The timing is key here
OPEC+ is going to bring back oil production, especially now with Brent above $60. The key question is ‘when?’
The March meeting is one that people are circling but OPEC members have said they’re not eager to bring-on supply just yet.
Now, Reuters cities OPEC+ sources saying the latest oil rally makes higher production “more likely after April.”
There was a quick dip in oil on the headline but it’s bounced. “After April” is vague and the oil market could be fairly tight by then.
The report says the oil market “may be ready” for an additional 500,00 bpd by April, depending on demand and whether Suadi Arabia brings back its extra voluntary cuts or not.
“Oil prices are very good now so there is no need for the Saudis to continue with the voluntary cuts beyond March,” an OPEC+ sources said. “But it is not clear if the Saudis will bring back the 1 mbpd gradually or not.”
So it looks like Saudi Arabia signals are the ones to watch.
WTI was last up 42-cents to $59.90.
German DAX -0.3%
the major European shares are closing lower after giving up earlier gains. A look at the provisional closes shows:
- German DAX, -0.3%
- France’s CAC, -0.1%
- UK’s FTSE 100, -0.1%
- Spain’s Ibex, -0.5%
- Italy’s FTSE MIB, -0.5%
Looking at the benchmark 10 year yields, they are all moving higher, but less than the US counter part (the US 10 year yield is currently up 7.4 basis points at 1.282%).
The North American session has seen the dollar rise sharply and more recently give back back some of those gains. Nevertheless the greenback remains higher vs. all the major currencies on the day with the exception of the GBP. The JPY and CAD are the weakest of the major currencies.
Who is in charge here? Bonds or stocks?
It’s a big battle today as 10-year Treasury yields break the 1.20% January high and bust out quickly to 1.27%. It’s the same story across the long end with 30s breaking 2.00% and continuing to 2.07%.
The dollar was the first beneficiary and now equities are slumping. Leading the way are real-estate connected stocks and other rate-sensitive sectors. It all begs the question: is the bond market signaling rate hikes or a ‘return to normal’?
That’s a tough call at this point but any rock in the boat right now seems to send a few queasy bulls overboard.
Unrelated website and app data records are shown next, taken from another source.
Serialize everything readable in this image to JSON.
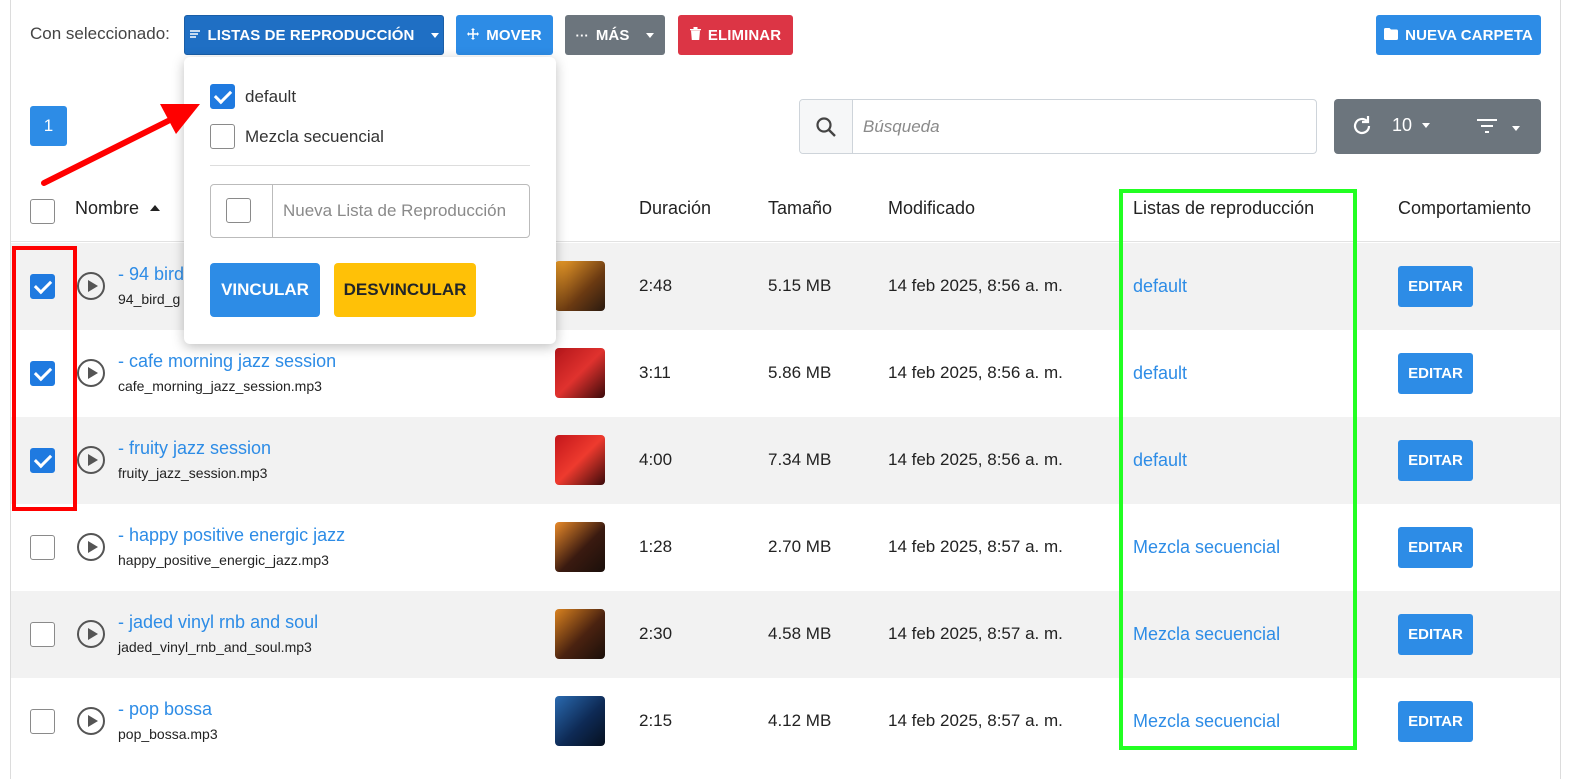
{
  "toolbar": {
    "label": "Con seleccionado:",
    "playlists_label": "LISTAS DE REPRODUCCIÓN",
    "move_label": "MOVER",
    "more_label": "MÁS",
    "delete_label": "ELIMINAR",
    "new_folder_label": "NUEVA CARPETA"
  },
  "pagination": {
    "current_page": "1"
  },
  "search": {
    "placeholder": "Búsqueda"
  },
  "controls": {
    "per_page": "10"
  },
  "table": {
    "headers": {
      "name": "Nombre",
      "duration": "Duración",
      "size": "Tamaño",
      "modified": "Modificado",
      "playlists": "Listas de reproducción",
      "behavior": "Comportamiento"
    },
    "edit_label": "EDITAR",
    "rows": [
      {
        "title": "- 94 bird",
        "file": "94_bird_g",
        "duration": "2:48",
        "size": "5.15 MB",
        "modified": "14 feb 2025, 8:56 a. m.",
        "playlist": "default",
        "checked": true
      },
      {
        "title": "- cafe morning jazz session",
        "file": "cafe_morning_jazz_session.mp3",
        "duration": "3:11",
        "size": "5.86 MB",
        "modified": "14 feb 2025, 8:56 a. m.",
        "playlist": "default",
        "checked": true
      },
      {
        "title": "- fruity jazz session",
        "file": "fruity_jazz_session.mp3",
        "duration": "4:00",
        "size": "7.34 MB",
        "modified": "14 feb 2025, 8:56 a. m.",
        "playlist": "default",
        "checked": true
      },
      {
        "title": "- happy positive energic jazz",
        "file": "happy_positive_energic_jazz.mp3",
        "duration": "1:28",
        "size": "2.70 MB",
        "modified": "14 feb 2025, 8:57 a. m.",
        "playlist": "Mezcla secuencial",
        "checked": false
      },
      {
        "title": "- jaded vinyl rnb and soul",
        "file": "jaded_vinyl_rnb_and_soul.mp3",
        "duration": "2:30",
        "size": "4.58 MB",
        "modified": "14 feb 2025, 8:57 a. m.",
        "playlist": "Mezcla secuencial",
        "checked": false
      },
      {
        "title": "- pop bossa",
        "file": "pop_bossa.mp3",
        "duration": "2:15",
        "size": "4.12 MB",
        "modified": "14 feb 2025, 8:57 a. m.",
        "playlist": "Mezcla secuencial",
        "checked": false
      }
    ]
  },
  "popup": {
    "options": [
      {
        "label": "default",
        "checked": true
      },
      {
        "label": "Mezcla secuencial",
        "checked": false
      }
    ],
    "new_playlist_placeholder": "Nueva Lista de Reproducción",
    "link_label": "VINCULAR",
    "unlink_label": "DESVINCULAR"
  },
  "colors": {
    "primary": "#2d8ce6",
    "danger": "#dc3545",
    "secondary": "#6c757d",
    "warning": "#ffc107",
    "annotation_red": "#ff0000",
    "annotation_green": "#22ff22"
  }
}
I don’t think the paradigm changes until 2% in 10s, so long as the pace of the rise in yields is slow (call it 1 bps per day, on average).
How does it all net out?
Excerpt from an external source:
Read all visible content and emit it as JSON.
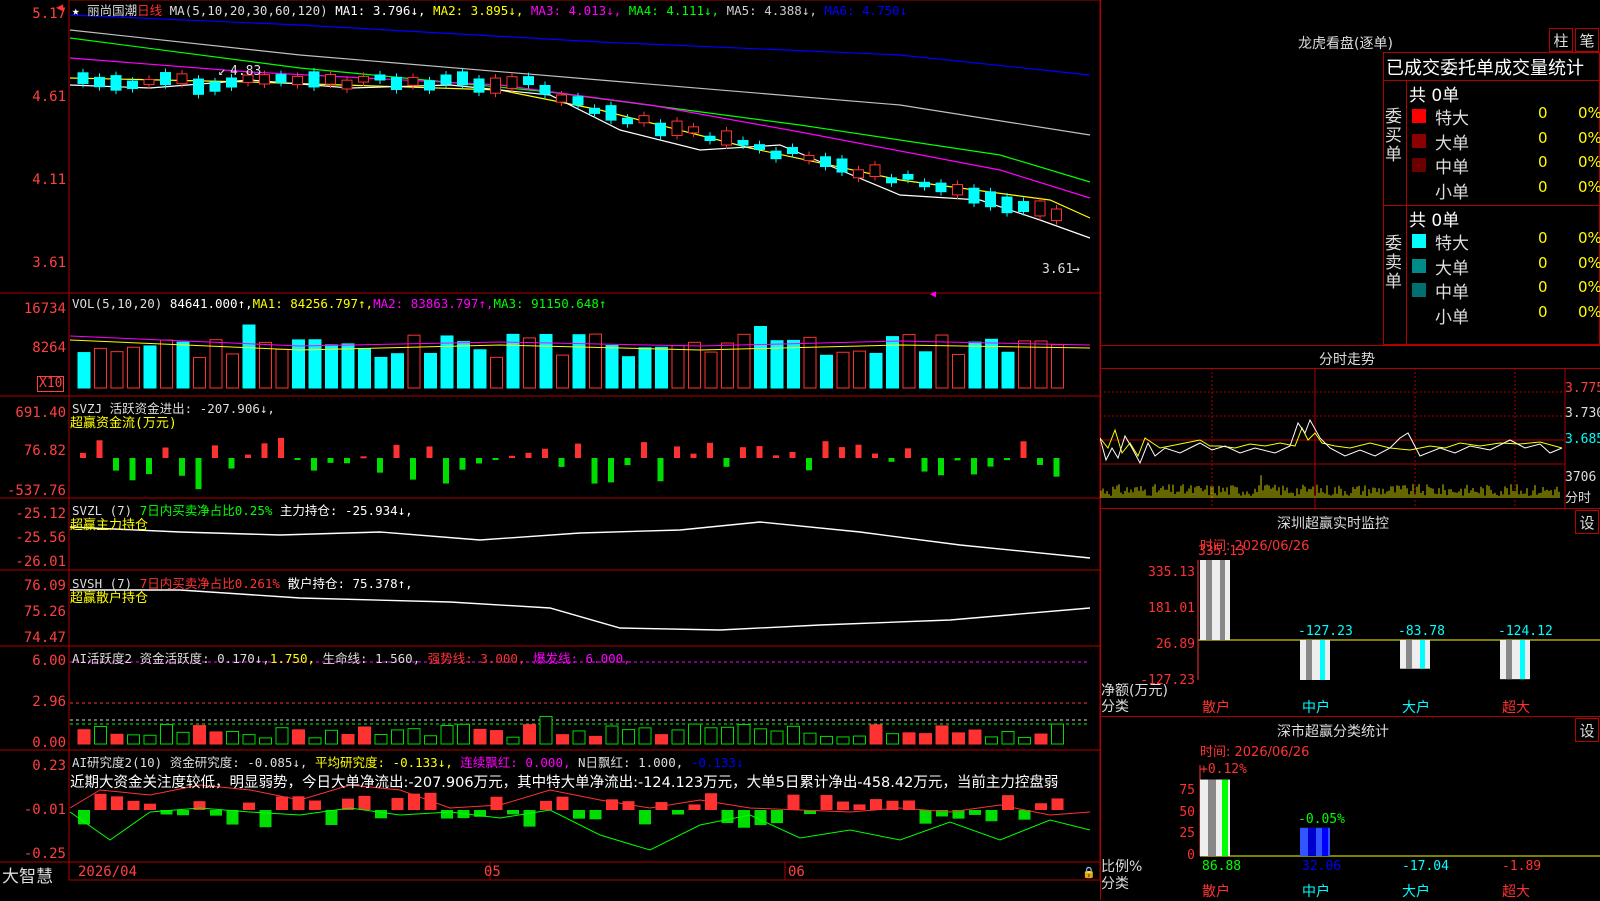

So there’s 2 mbpd offline on the production side. But there’s around the same amount offline on the refining side.
So then it comes down to demand and you have more for heating oil but less for gasoline because people (hopefully) aren’t driving. Maybe not 2mbpd less for gasoline but inventories can certainly handle it.
Ultimately, this is probably good for oil but only marginally.
Financial Times reports on the matter
says that China is exploring potential export limitations to rare earth minerals that are crucial for the use of assembling US F-35 fighter jets as well as other advanced weaponry, citing people involved in a government consultation.
As mentioned before, even with Biden in charge, it doesn’t mean that US-China relations are going to be any better in the coming years – probably only less disorderly.